While some financial planners in Maryland and across the country like the benefits of silent trusts, an executive with an investment bank points out that there are several problems with this type of estate plan. She explained that they can come to the forefront and attract attention to themselves, which can cause issues down the road.
A silent trust can be a solid tool during estate planning when minor beneficiaries are involved because they do not need to know about the details of the trust when they are young. Other reasons for keeping a potential beneficiary in the dark about a trust include financial irresponsibility. The parent or grandparent might want the recipient to finish school or obtain an advanced degree and settle into a stable job before they receive an inheritance. Whatever the reason, the financial advisor, trustee, lawyer and grantor should all discuss how estate administration will be handled as a group.
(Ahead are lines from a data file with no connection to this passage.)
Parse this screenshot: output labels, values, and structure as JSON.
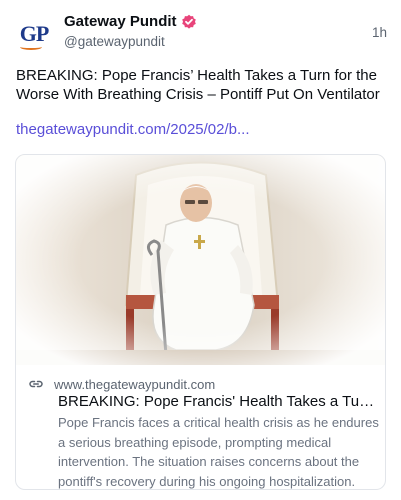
{
  "account": {
    "avatar_text": "GP",
    "display_name": "Gateway Pundit",
    "handle": "@gatewaypundit",
    "time_ago": "1h",
    "verified_color": "#e8447a"
  },
  "post": {
    "text": "BREAKING: Pope Francis’ Health Takes a Turn for the Worse With Breathing Crisis – Pontiff Put On Ventilator",
    "link": "thegatewaypundit.com/2025/02/b..."
  },
  "card": {
    "image_icon": "photo-pope-in-chair",
    "link_icon": "link-icon",
    "domain": "www.thegatewaypundit.com",
    "title": "BREAKING: Pope Francis' Health Takes a Turn f...",
    "description": "Pope Francis faces a critical health crisis as he endures a serious breathing episode, prompting medical intervention. The situation raises concerns about the pontiff's recovery during his ongoing hospitalization."
  },
  "colors": {
    "link": "#5a4fd8",
    "muted": "#5b6470",
    "brand_blue": "#1e3a8a",
    "brand_orange": "#e0741f"
  }
}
Keeping the trust a secret once the oldest beneficiary receives their money could be nearly impossible, as younger siblings will probably end up learning about the trust. Another challenge with a silent trust is that a trustee has to keep it a secret and might not be able to interact with the parties to see if they manage finances wisely or if they have a true need for money. Ongoing communication with the beneficiaries can help them know what the intentions of the grantor were when they set up the trust.
Planning for the distribution of an inheritance can sometimes be a complex legal matter, and someone looking into setting up a silent trust should consider the issues. An estate-planning attorney might be able to help clients with setting up a trust.